WHAT YOU NEED TO DO >>
Throughout the listing below, show every line in which "screenshot" occurs.

>>>>>

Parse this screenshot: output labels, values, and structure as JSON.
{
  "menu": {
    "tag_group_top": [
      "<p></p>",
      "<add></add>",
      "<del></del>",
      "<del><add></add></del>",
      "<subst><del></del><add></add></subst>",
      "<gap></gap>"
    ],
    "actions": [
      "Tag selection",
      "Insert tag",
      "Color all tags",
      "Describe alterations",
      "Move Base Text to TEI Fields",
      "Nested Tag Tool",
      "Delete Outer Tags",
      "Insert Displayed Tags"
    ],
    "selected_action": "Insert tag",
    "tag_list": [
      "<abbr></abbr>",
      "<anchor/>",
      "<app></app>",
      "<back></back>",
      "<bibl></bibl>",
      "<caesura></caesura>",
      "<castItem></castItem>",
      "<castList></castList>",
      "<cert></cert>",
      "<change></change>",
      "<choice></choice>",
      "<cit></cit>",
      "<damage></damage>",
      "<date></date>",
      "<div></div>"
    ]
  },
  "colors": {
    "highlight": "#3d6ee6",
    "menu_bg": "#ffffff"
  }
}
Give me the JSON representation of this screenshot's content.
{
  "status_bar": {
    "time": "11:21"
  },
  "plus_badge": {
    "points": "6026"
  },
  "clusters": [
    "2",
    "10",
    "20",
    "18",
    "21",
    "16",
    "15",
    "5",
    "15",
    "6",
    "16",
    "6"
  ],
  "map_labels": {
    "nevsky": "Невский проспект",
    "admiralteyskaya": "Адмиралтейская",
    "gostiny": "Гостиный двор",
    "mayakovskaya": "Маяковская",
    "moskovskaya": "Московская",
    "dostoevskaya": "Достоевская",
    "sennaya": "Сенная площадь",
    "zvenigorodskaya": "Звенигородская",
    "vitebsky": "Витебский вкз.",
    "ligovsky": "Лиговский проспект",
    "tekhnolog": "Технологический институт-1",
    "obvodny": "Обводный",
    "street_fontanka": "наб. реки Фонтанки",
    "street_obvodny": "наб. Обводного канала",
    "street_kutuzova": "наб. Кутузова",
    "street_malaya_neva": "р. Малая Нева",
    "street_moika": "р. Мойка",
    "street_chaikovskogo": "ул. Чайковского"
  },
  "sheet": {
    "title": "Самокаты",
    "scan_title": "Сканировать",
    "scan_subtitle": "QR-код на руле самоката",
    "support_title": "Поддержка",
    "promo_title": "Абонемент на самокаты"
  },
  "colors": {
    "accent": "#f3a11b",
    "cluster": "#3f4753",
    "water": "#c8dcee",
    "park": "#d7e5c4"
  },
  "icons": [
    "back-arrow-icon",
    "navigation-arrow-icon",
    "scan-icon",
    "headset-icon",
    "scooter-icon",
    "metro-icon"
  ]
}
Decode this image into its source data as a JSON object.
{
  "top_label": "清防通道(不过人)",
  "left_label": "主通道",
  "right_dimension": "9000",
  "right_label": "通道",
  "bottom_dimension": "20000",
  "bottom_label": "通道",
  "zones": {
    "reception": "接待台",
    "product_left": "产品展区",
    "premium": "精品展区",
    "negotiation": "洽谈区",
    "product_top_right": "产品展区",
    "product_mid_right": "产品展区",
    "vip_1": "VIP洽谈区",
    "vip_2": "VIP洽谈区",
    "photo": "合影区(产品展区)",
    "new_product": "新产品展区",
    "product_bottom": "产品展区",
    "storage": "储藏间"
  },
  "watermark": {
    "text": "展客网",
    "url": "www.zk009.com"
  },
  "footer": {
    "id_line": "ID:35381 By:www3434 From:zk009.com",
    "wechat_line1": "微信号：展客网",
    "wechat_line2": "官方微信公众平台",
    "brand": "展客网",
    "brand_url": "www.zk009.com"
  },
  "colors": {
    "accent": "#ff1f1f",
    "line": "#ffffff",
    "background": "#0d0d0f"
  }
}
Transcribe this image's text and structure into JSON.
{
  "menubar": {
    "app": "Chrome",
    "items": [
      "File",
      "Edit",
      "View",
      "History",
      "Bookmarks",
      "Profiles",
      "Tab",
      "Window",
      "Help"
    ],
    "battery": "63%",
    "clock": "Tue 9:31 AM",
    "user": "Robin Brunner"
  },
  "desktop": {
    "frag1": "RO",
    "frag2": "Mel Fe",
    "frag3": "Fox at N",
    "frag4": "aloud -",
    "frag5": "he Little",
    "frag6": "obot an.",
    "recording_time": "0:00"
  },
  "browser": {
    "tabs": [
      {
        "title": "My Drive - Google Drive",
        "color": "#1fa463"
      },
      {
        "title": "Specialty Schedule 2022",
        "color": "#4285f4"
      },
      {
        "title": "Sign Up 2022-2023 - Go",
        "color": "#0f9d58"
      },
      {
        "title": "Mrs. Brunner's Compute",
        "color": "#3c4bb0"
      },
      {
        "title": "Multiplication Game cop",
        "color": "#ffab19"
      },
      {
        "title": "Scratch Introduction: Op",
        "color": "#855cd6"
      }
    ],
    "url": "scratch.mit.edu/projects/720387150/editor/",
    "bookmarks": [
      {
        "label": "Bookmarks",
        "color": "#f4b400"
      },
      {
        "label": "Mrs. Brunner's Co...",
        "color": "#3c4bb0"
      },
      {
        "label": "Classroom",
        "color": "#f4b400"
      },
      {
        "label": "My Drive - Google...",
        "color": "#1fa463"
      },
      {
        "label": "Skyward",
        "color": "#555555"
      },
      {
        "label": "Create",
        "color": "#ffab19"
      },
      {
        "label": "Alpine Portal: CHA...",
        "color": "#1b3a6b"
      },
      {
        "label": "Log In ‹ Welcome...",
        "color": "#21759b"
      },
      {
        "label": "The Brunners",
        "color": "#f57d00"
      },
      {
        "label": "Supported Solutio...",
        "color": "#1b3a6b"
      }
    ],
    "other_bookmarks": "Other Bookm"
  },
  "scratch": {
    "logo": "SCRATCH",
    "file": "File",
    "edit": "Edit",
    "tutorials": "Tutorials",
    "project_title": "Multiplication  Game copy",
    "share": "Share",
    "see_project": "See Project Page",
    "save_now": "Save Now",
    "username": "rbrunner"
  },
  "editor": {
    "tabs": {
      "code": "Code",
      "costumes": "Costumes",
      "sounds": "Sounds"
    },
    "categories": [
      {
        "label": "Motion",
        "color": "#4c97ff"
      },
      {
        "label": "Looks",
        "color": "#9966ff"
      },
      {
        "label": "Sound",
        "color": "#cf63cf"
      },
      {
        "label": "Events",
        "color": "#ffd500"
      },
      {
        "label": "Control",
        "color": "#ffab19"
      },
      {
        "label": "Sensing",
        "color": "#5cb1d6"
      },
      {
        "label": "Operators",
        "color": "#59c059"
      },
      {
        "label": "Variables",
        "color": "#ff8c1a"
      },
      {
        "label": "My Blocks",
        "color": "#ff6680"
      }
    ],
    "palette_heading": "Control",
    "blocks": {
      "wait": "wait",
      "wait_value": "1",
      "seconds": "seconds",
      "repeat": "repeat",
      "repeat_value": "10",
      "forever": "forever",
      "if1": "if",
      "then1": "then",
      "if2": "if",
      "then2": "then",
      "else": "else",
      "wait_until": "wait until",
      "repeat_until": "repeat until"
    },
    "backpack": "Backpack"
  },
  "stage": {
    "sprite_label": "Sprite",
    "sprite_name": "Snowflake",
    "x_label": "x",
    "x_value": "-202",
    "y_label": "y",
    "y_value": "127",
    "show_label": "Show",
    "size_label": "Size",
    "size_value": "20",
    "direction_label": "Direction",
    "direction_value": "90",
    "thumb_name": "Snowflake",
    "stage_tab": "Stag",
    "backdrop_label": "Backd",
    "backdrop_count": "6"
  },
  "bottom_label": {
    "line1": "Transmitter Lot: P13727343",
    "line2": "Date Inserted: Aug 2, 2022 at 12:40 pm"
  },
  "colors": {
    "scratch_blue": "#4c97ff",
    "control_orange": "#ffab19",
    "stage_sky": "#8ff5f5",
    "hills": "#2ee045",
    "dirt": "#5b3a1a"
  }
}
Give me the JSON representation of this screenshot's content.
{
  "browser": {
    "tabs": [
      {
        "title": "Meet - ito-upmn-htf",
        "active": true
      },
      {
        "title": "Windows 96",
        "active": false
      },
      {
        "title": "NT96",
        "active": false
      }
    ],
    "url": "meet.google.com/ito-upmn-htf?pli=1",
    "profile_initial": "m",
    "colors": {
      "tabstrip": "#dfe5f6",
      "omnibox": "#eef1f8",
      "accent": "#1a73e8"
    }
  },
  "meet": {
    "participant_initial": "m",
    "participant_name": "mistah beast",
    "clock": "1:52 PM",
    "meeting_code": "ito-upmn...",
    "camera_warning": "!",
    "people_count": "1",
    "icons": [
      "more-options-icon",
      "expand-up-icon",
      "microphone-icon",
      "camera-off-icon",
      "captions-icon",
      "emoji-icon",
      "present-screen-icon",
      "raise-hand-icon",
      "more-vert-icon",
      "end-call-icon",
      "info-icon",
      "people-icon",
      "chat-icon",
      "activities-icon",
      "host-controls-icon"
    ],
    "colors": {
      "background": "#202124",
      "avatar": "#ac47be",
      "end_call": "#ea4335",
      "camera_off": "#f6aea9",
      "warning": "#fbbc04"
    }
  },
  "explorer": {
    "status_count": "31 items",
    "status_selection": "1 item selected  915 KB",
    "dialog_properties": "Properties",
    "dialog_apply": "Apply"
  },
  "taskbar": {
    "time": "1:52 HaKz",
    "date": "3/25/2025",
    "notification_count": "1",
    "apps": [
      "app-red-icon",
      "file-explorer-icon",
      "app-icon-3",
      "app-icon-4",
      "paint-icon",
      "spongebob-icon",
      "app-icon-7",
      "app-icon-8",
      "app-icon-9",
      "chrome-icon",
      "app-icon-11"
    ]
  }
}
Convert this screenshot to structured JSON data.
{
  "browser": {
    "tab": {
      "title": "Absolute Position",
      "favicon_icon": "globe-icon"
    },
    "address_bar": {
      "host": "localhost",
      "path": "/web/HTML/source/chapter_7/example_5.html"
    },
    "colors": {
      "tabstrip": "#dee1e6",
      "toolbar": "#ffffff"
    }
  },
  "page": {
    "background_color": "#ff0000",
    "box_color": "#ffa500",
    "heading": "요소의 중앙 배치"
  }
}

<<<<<

PROBLEM SOLUTION >>
Parse this screenshot: output labels, values, and structure as JSON.
Give me the JSON representation of this screenshot's content.
Give me the JSON representation of this screenshot's content.
Convert this screenshot to structured JSON data.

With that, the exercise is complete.